**Aim of the task**
Your reply should hold the line containing "Transcribe this image's" and every later line of the records, reproduced exactly, and no other lines.

+++

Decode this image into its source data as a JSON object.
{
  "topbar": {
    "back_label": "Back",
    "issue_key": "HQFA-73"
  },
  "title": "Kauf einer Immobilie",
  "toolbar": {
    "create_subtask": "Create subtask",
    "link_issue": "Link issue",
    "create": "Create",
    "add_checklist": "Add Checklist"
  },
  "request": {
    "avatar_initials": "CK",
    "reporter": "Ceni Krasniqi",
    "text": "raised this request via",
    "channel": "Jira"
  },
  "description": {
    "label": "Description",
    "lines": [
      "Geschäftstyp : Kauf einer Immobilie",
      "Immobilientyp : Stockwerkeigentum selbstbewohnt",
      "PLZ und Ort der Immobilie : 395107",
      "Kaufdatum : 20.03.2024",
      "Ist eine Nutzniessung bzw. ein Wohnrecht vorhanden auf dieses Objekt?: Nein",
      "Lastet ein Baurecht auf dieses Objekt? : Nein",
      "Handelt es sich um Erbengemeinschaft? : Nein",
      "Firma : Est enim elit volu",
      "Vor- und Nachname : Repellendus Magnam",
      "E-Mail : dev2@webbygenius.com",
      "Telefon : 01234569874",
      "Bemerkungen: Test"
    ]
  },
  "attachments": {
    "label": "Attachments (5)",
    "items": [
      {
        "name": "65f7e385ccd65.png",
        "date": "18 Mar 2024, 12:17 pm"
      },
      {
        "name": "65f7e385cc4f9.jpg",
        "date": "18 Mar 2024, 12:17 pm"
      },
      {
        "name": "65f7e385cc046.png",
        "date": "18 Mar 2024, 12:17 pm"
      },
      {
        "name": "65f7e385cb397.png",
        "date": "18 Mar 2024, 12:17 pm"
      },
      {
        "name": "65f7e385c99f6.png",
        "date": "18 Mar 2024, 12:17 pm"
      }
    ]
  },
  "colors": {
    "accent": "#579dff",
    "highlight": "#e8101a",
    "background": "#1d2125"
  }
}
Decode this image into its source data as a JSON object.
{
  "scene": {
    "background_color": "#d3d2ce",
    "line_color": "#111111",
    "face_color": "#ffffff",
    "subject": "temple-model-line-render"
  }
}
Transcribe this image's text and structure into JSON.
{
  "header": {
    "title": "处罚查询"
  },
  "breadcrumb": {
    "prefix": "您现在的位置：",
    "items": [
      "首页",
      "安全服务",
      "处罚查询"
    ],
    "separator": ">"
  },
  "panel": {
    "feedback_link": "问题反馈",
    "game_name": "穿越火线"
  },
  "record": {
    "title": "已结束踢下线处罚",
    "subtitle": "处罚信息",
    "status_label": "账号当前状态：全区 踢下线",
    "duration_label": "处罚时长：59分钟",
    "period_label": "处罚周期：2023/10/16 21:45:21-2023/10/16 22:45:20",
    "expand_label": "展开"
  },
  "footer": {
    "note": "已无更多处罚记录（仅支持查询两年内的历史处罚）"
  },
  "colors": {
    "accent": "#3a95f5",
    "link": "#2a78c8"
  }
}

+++

**Written answer**
Transcribe this image's text and structure into JSON.
{
  "header": {
    "title": "处罚查询"
  },
  "breadcrumb": {
    "prefix": "您现在的位置：",
    "items": [
      "首页",
      "安全服务",
      "处罚查询"
    ],
    "separator": ">"
  },
  "panel": {
    "feedback_link": "问题反馈",
    "game_name": "穿越火线"
  },
  "record": {
    "title": "已结束踢下线处罚",
    "subtitle": "处罚信息",
    "status_label": "账号当前状态：全区 踢下线",
    "duration_label": "处罚时长：59分钟",
    "period_label": "处罚周期：2023/10/16 21:45:21-2023/10/16 22:45:20",
    "expand_label": "展开"
  },
  "footer": {
    "note": "已无更多处罚记录（仅支持查询两年内的历史处罚）"
  },
  "colors": {
    "accent": "#3a95f5",
    "link": "#2a78c8"
  }
}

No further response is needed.